Imagining the Art Institution of Tomorrow - by Fatoş Üstek

My book  The Art Institution of Tomorrow: Reinventing the Model  imagines the art institution anew. Ranging across collecting and non-collecting institutions, privately and publicly backed not-for-profits, it proposes a new model for art institutions which aims to equip them with sustainable and restorative practices and to enable a sense of autonomy and agency.



The starting-point for this book was a genuine enquiry into the capacity of institutions to make space for the arts. This might sound shocking to many, but given the current socio-economic and environmental circumstances, the majority of art institutions are unable to find sufficient time to engage with the arts, support artists or further the art discourse. Based on my personal experience of running two art institutions in the UK, as well as exchanges with colleagues and peers working internationally, I was able to observe that art institutions are devoting much of their time to fundraising and addressing financial problems, HR issues, and responding to social crises, societal shifts, and internal troubles. As a way of addressing these problems, many institutions today provide reactive and populist programming that at times fails to provide an in-depth inquiry into the displayed arts practices and their relevant contexts. 

One of the key conclusions I reached was that the plurality of crises in politics, energy, health, environment, soil, money, education and social identity was disguising the crisis that art institutions are in. Deep down, the ontological crisis is a search for new meaning for art institutions, to distance themselves from their colonial pasts and inherited segregationist and authoritarian practices, and to replace them with a sound and meaningful reason for existence (Aristotelian raison d'être). This quest for a new identity requires an alignment with the values of the heterogeneous society of the 21st century - that is, a society formed of a multitude of belief systems, ethnic and racial backgrounds, social needs and ideological orientations. Today’s organisations are expected to be built on DEIA principles (Diversity, Equity, Inclusion, Accessibility) and enriched by the demands of accelerating times where the mass adoption of the Internet married with automation, big data and Artificial Intelligence (AI) has led to the formation of new communities that are connected beyond geographical boundaries and social class.

Alongside this, the development of the internet and social media as new global means of communication have enabled wider dissemination of knowledge, producing more equal access to information. On the bright side, new online platforms supported by technological advancements provide a space for expression for everyone and potentially transform all layers of society into active contributors to global culture. However, this is a further challenge for art institutions, which have historically positioned themselves as cultural authorities and gate-keepers of knowledge.

The practice and definitions of art are also changing at an accelerating speed as the places where art can be experienced multiply. Besides dedicated art galleries, museums, and the public realm, art can now be accessed through websites, online forums and public and live streamed as well as on social-media platforms. This new situation encourages artists to explore new ways of promoting their artworks and building up the social reception of their practices. In addition, art practices are themselves impacted by every new technological advancement. For instance, digital imaging techniques have impacted the way in which video art is produced, which has in turn informed painterly and sculptural practices. As art finds new forms of expression and realisation, this will require art institutions to embed the necessary skills to engage with artists working with these new forms of art production (such as virtual technology and AI). Last but not least, many artists today reject the limitations of exhibiting their works in white-cube gallery environments and build settings to showcase their work. This also introduces a rupture in the narrative that an institution might want to impose onto the artworks. 

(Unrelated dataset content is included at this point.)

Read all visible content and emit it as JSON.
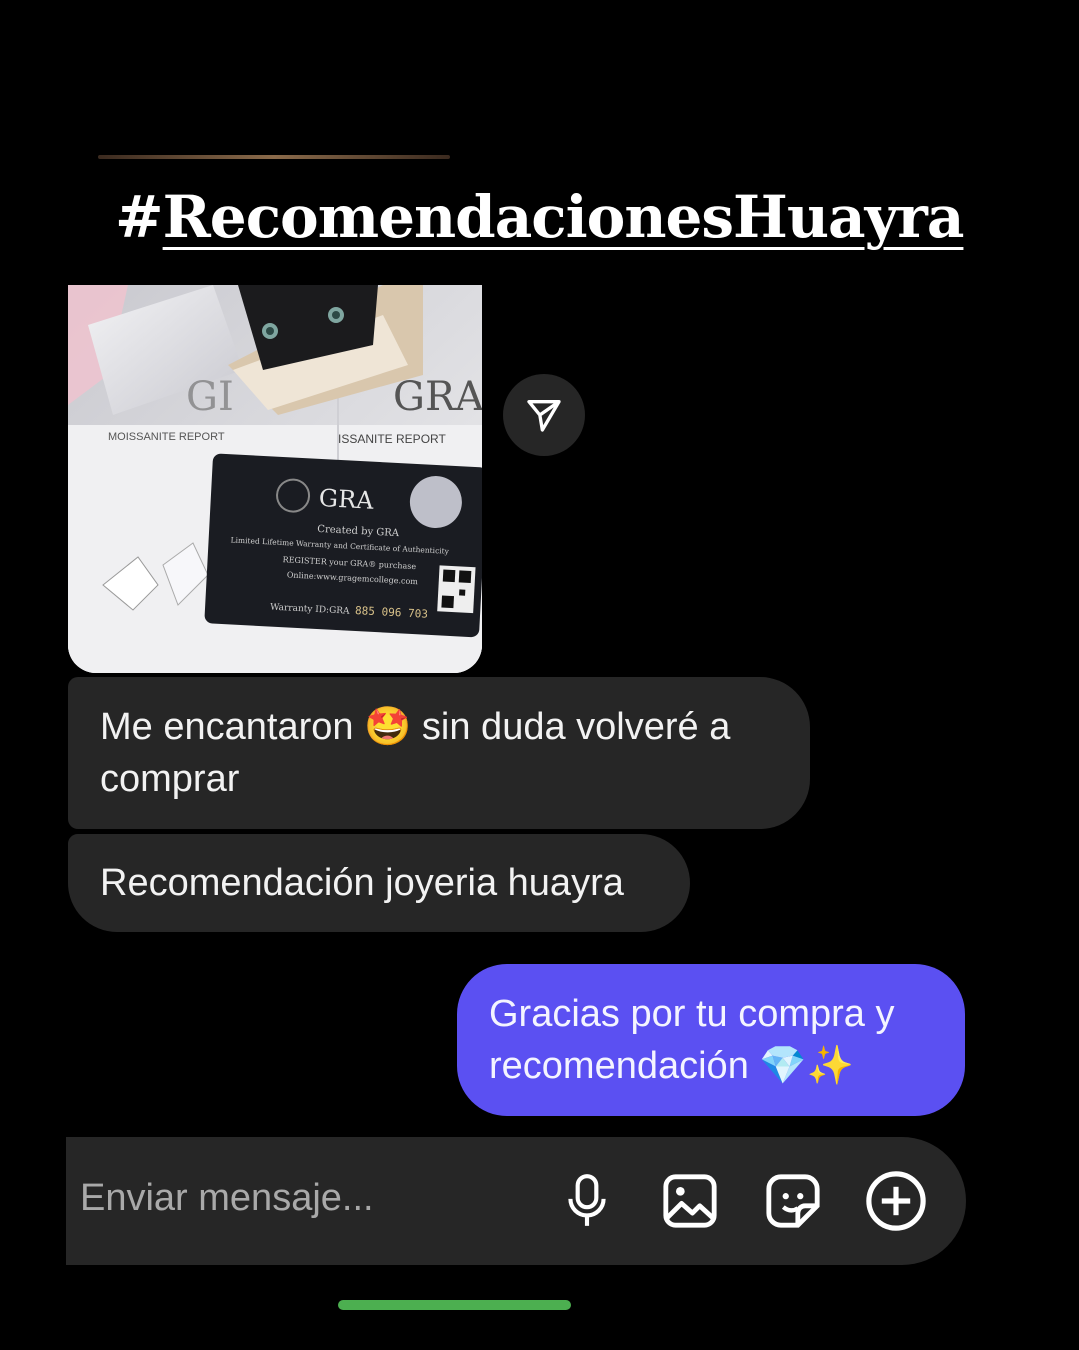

The Art Institution of Tomorrow: Reinventing the Model suggests a new approach for the 21st century. It proposes a four-pillar re-configuration of the art institution, in which organisational purpose is married with a new learning mindset, and supported by a non-hierarchical organisational structure and a distributed business model. It aims to remove siloed working practices and to carve out a substantial role for artists from diverse backgrounds. And it aims to re-establish the art institution as a force for advancing artistic knowledge, creative practice and discourse.